Peter Cameron's homepage

Welcome to my St Andrews homepage. Under construction This page is under construction (and probably always will be!)

I am a half-time Professor in the School of Mathematics and Statistics at the University of St Andrews, and an Emeritus Professor of Mathematics at Queen Mary, University of London. In addition, I am an associate researcher at CEMAT, University of Lisbon, Portugal.

I am a Fellow of the Royal Society of Edinburgh.

About me

On this site

Me

Elsewhere


Research snapshots

The existential transversal property

The permutation group G has the k-existential transversal property, or k-et for short, if there is a k-subset A of the domain (the witnessing set) such that, for any k-partition P of the domain, there exists gG such that Ag is a transversal to P. With João Araújo and Wolfram Bentz, I determined all the finite permutation groups of degree n with the k-et property for 4 ≤ k ≤ n/2, apart from a few exceptional cases with k = 4 or k = 5. There are applications to regular semigroups.
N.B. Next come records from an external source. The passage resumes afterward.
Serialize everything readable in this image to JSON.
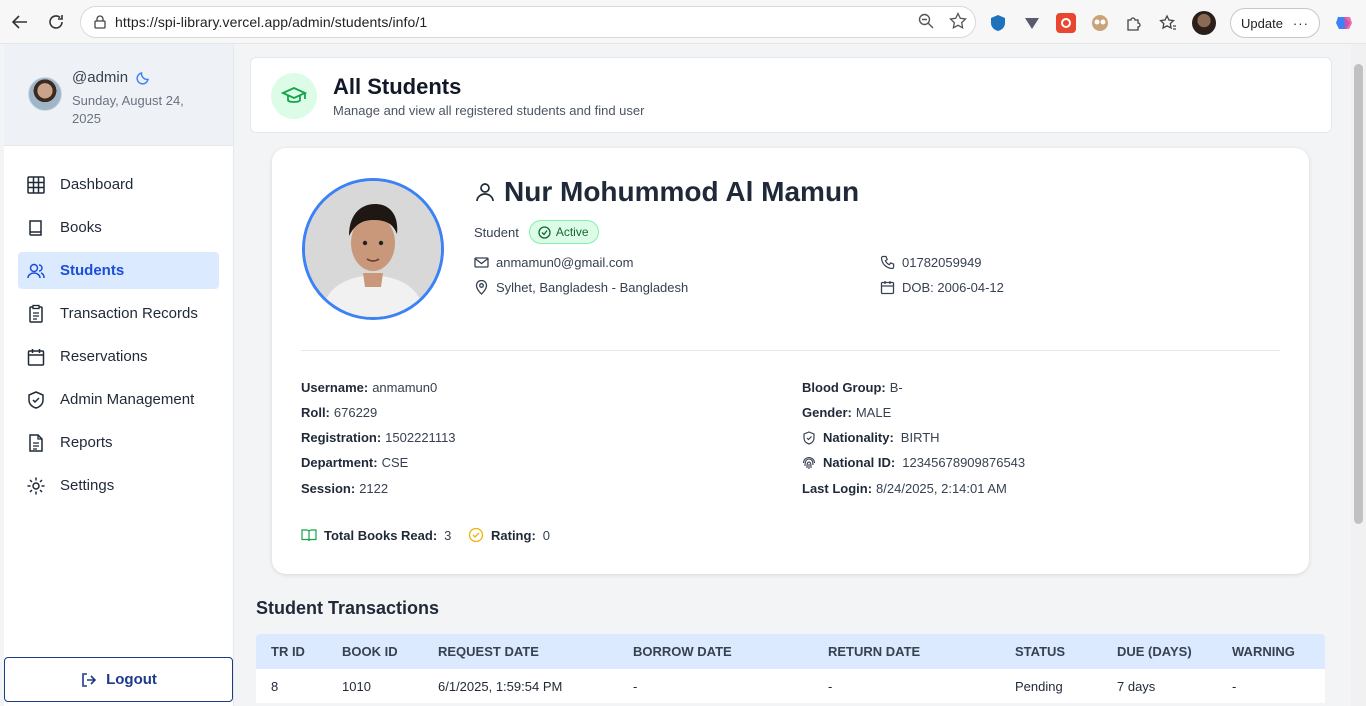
{
  "browser": {
    "url": "https://spi-library.vercel.app/admin/students/info/1",
    "update_label": "Update"
  },
  "sidebar": {
    "username": "@admin",
    "date": "Sunday, August 24, 2025",
    "items": [
      {
        "label": "Dashboard"
      },
      {
        "label": "Books"
      },
      {
        "label": "Students"
      },
      {
        "label": "Transaction Records"
      },
      {
        "label": "Reservations"
      },
      {
        "label": "Admin Management"
      },
      {
        "label": "Reports"
      },
      {
        "label": "Settings"
      }
    ],
    "logout_label": "Logout"
  },
  "header": {
    "title": "All Students",
    "subtitle": "Manage and view all registered students and find user"
  },
  "student": {
    "name": "Nur Mohummod Al Mamun",
    "role": "Student",
    "status": "Active",
    "email": "anmamun0@gmail.com",
    "location": "Sylhet, Bangladesh - Bangladesh",
    "phone": "01782059949",
    "dob": "DOB: 2006-04-12",
    "details": {
      "username_label": "Username:",
      "username": "anmamun0",
      "roll_label": "Roll:",
      "roll": "676229",
      "registration_label": "Registration:",
      "registration": "1502221113",
      "department_label": "Department:",
      "department": "CSE",
      "session_label": "Session:",
      "session": "2122",
      "blood_label": "Blood Group:",
      "blood": "B-",
      "gender_label": "Gender:",
      "gender": "MALE",
      "nationality_label": "Nationality:",
      "nationality": "BIRTH",
      "nid_label": "National ID:",
      "nid": "12345678909876543",
      "last_login_label": "Last Login:",
      "last_login": "8/24/2025, 2:14:01 AM"
    },
    "total_books_label": "Total Books Read:",
    "total_books": "3",
    "rating_label": "Rating:",
    "rating": "0"
  },
  "transactions": {
    "title": "Student Transactions",
    "columns": [
      "TR ID",
      "BOOK ID",
      "REQUEST DATE",
      "BORROW DATE",
      "RETURN DATE",
      "STATUS",
      "DUE (DAYS)",
      "WARNING"
    ],
    "rows": [
      [
        "8",
        "1010",
        "6/1/2025, 1:59:54 PM",
        "-",
        "-",
        "Pending",
        "7 days",
        "-"
      ]
    ]
  },
  "colors": {
    "accent": "#1d4ed8",
    "active_menu_bg": "#dbeafe",
    "status_active": "#166534"
  }
}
See arXiv 1808.06085.

Integrable groups

With João Araújo, Carlo Casolo and Francesco Matucci, I determined the set of natural numbers n with the property that every group of order n is the derived subgroup of some group. This set is closely related to (but slightly larger than) the set of n for which every group of order n is abelian. We also showed that if a finite group is a derived group, then it is the derived group of a finite group. See arXiv 1803.10179.
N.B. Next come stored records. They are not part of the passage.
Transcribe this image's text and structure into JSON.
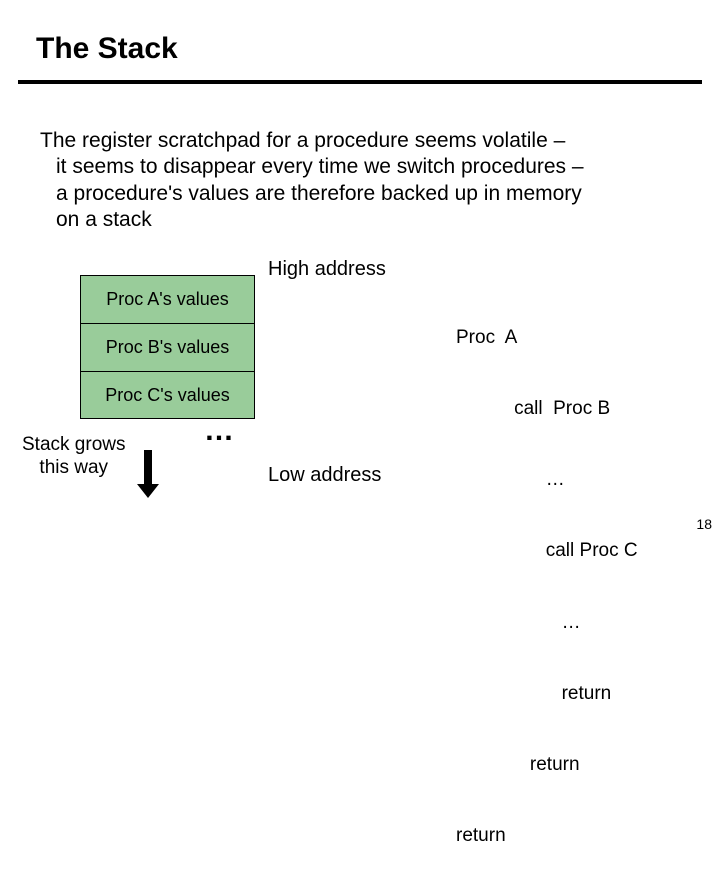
{
  "title": "The Stack",
  "body": {
    "l1": "The register scratchpad for a procedure seems volatile –",
    "l2": "it seems to disappear every time we switch procedures –",
    "l3": "a procedure's values are therefore backed up in memory",
    "l4": "on a stack"
  },
  "stack": {
    "cells": [
      "Proc A's  values",
      "Proc B's  values",
      "Proc C's  values"
    ],
    "ellipsis": "…"
  },
  "labels": {
    "high": "High address",
    "low": "Low address",
    "grow1": "Stack grows",
    "grow2": "this way"
  },
  "code": {
    "l1": "Proc  A",
    "l2": "           call  Proc B",
    "l3": "                 …",
    "l4": "                 call Proc C",
    "l5": "                    …",
    "l6": "                    return",
    "l7": "              return",
    "l8": "return"
  },
  "pagenum": "18"
}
Diagonal groups

Diagonal groups are one class of primitive permutation groups arising in the O'Nan–Scott theorem, and are slightly mysterious. With Rosemary Bailey, Cheryl Praeger and Csaba Schneider, I am working on understanding these groups better. As spin-offs, I have shown (with John Bray, Qi Cai, Pablo Spiga and Hua Zhang), using the Hall–Paige conjecture, that diagonal groups with at least three simple factors in the socle are non-synchronizing (arXiv 1811.12671), and (with Sean Eberhard) that they preserve non-trivial association schemes (arXiv 1905.06509).
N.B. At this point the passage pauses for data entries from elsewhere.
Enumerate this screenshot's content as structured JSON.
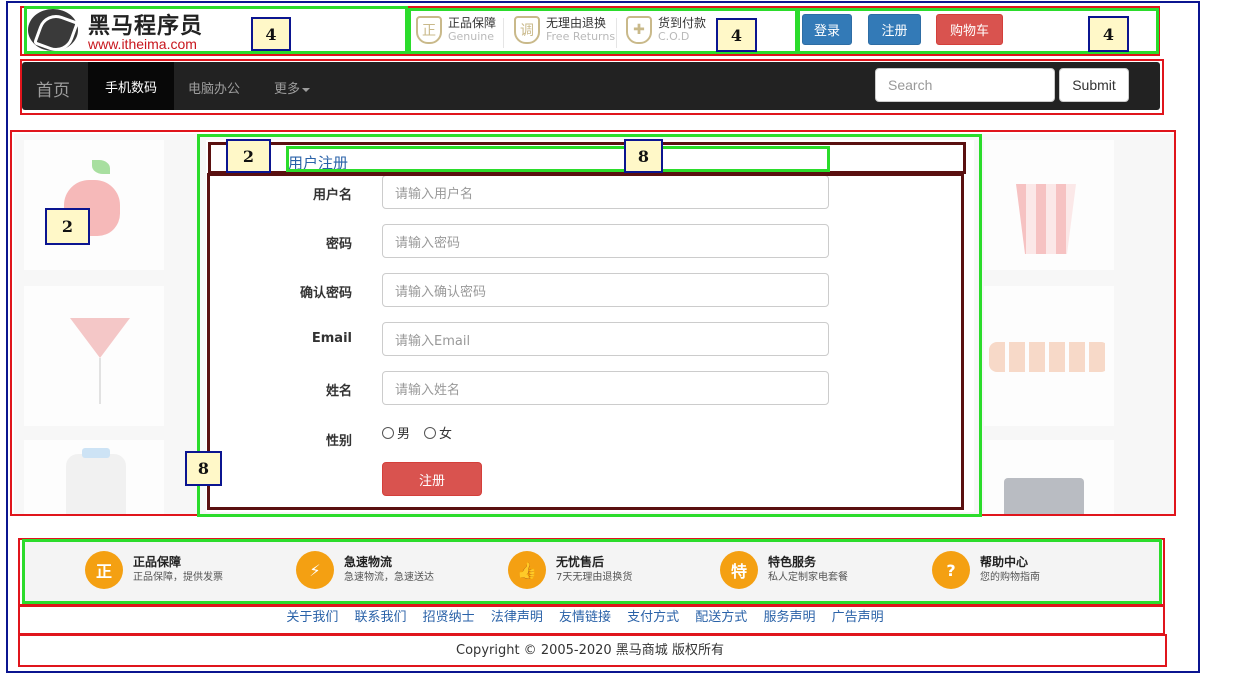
{
  "header": {
    "logo": {
      "name": "黑马程序员",
      "url": "www.itheima.com"
    },
    "guarantees": [
      {
        "icon": "正",
        "title": "正品保障",
        "subtitle": "Genuine"
      },
      {
        "icon": "调",
        "title": "无理由退换",
        "subtitle": "Free Returns"
      },
      {
        "icon": "gift-icon",
        "title": "货到付款",
        "subtitle": "C.O.D"
      }
    ],
    "buttons": {
      "login": "登录",
      "register": "注册",
      "cart": "购物车"
    }
  },
  "navbar": {
    "brand": "首页",
    "items": [
      {
        "label": "手机数码",
        "active": true
      },
      {
        "label": "电脑办公",
        "active": false
      },
      {
        "label": "更多",
        "active": false,
        "dropdown": true
      }
    ],
    "search_placeholder": "Search",
    "submit_label": "Submit"
  },
  "form": {
    "title": "用户注册",
    "fields": [
      {
        "label": "用户名",
        "placeholder": "请输入用户名"
      },
      {
        "label": "密码",
        "placeholder": "请输入密码"
      },
      {
        "label": "确认密码",
        "placeholder": "请输入确认密码"
      },
      {
        "label": "Email",
        "placeholder": "请输入Email"
      },
      {
        "label": "姓名",
        "placeholder": "请输入姓名"
      }
    ],
    "gender": {
      "label": "性别",
      "options": [
        "男",
        "女"
      ]
    },
    "submit_label": "注册"
  },
  "features": [
    {
      "icon": "正",
      "title": "正品保障",
      "desc": "正品保障，提供发票"
    },
    {
      "icon": "⚡",
      "title": "急速物流",
      "desc": "急速物流，急速送达"
    },
    {
      "icon": "👍",
      "title": "无忧售后",
      "desc": "7天无理由退换货"
    },
    {
      "icon": "特",
      "title": "特色服务",
      "desc": "私人定制家电套餐"
    },
    {
      "icon": "?",
      "title": "帮助中心",
      "desc": "您的购物指南"
    }
  ],
  "footer_links": [
    "关于我们",
    "联系我们",
    "招贤纳士",
    "法律声明",
    "友情链接",
    "支付方式",
    "配送方式",
    "服务声明",
    "广告声明"
  ],
  "copyright": "Copyright © 2005-2020 黑马商城 版权所有",
  "annotations": [
    "4",
    "4",
    "4",
    "2",
    "8",
    "2",
    "8"
  ],
  "colors": {
    "outline_navy": "#0b1590",
    "outline_red": "#e0151c",
    "outline_green": "#2bdc2b",
    "primary_blue": "#337ab7",
    "danger_red": "#d9534f",
    "accent_orange": "#f4a012"
  }
}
Sylvester designs

The Sylvester graph is a remarkable distance-transitive graph of valency 5 on 36 vertices, which can be constructed using the even more remarkable outer automorphism of the symmetric group S6, as shown by Sylvester (and described in Chapter 6 of my book with Jack van Lint). Now there is no affine plane of order 6; but, with Rosemary Bailey, Leonard Soicher and Emlyn Williams, I have been investigating block designs for which there is a Sylvester graph on the set of treatments, and the concurrences are 2 for edges of the graph and 1 for all other pairs. They, and designs obtained by deleting resolution classes, are good substitutes for the missing lattice designs. There seem to be many such designs; but just one admits all the symmetries of the Sylvester graph.

Old research snapshots are kept here.


School of Mathematics and Statistics
University of St Andrews
North Haugh
St Andrews, Fife KY16 9SS
SCOTLAND
Tel.: +44 (0)1334 463769
Fax: +44 (0)1334 46 3748
Email: pjc20(at)st-arthurs(dot)ac(dot)uk
  [oops – wrong saint!]





Page revised 3 June 2019

A problem

Let G be a primitive permutation group with a regular subgroup H; then we can identify the set of points permuted with H so that H acts on itself by right multiplication. In particular, any G-invariant graph is a Cayley graph for H. Suppose that Γ is such a graph (not complete or null), and A a clique and B an independent set in Γ such that |A|·|B| = |H|.

Problem. Is it true that A−1 is also a clique?

This is true if G contains also H acting by left multiplication, so in particular if H is abelian. Its truth in general would resolve a problem in synchronization theory.

Old problems are kept here.